I am imagining the pain and hurt these conversations will cause for people who are not as well positioned and not as comfortable in the community.
Just want to throw out a counterpoint to the imagined people - as a real person who is not well positioned or comfortable in the community. I've been lurking on the list trying to wrap my head around the CPython process and how I might contribute.
I think it makes sense to remove the S&W standard, making it more open and less intimidating. I'm in a cohort that both agrees with the purported goal and disagrees with the execution. It's disappointing that anyone bringing up any counterpoint has to have a disclaimer so they aren't personally attacked, but this seems to be the level of discourse around these topics.

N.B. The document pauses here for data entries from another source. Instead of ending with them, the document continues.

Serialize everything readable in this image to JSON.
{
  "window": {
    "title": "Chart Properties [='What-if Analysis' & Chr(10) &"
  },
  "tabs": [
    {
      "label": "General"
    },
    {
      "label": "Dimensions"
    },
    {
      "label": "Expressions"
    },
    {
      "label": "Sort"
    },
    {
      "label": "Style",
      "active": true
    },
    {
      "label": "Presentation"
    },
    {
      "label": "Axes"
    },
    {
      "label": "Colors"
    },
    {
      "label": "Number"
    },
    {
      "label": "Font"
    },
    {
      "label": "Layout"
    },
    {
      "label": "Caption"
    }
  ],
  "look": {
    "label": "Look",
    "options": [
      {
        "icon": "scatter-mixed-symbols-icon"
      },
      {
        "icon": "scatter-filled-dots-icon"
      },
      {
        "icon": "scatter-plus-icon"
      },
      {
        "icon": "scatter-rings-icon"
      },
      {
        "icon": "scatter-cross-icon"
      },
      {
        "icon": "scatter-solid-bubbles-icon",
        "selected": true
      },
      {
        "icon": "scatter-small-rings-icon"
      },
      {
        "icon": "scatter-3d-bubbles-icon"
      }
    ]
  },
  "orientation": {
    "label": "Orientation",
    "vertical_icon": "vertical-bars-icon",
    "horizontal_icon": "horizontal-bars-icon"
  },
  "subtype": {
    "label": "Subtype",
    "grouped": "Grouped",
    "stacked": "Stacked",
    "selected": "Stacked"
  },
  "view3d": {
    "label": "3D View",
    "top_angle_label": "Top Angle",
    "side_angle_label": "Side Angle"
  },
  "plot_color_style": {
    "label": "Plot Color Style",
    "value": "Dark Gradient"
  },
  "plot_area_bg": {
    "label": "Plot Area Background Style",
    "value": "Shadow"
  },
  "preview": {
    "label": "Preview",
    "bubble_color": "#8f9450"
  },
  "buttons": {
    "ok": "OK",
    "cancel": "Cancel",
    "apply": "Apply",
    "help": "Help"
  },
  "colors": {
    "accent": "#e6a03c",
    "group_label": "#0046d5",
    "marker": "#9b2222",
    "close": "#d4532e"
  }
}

I'm not on Twitter for a reason; the commit message is much more suited to that environment. The goal, if it truly was for making a more inclusive community, has not been accomplished.
There is an effect - intended or not - making those of us who would rather focus on solving technical problems than having yet another exhausting emotionally charged rhetorical fight feel unwelcome. The personal attacks being thrown around are not helping.
If this was a necessary cost of inclusivity - which is the obvious fallback argument - it would be easier to believe the claim that this is entirely devoted to creating a more open and welcoming community. But the goal of opening things up by removing the S&W guideline could've been trivially accomplished without generating any of this drama.
It's baffling claim to promote cohesion and throw a partisan diatribe into the commit message.
Mmm. Well, we said what we had to say.
I think this captures the real intentions of the PR.
Best, Matt White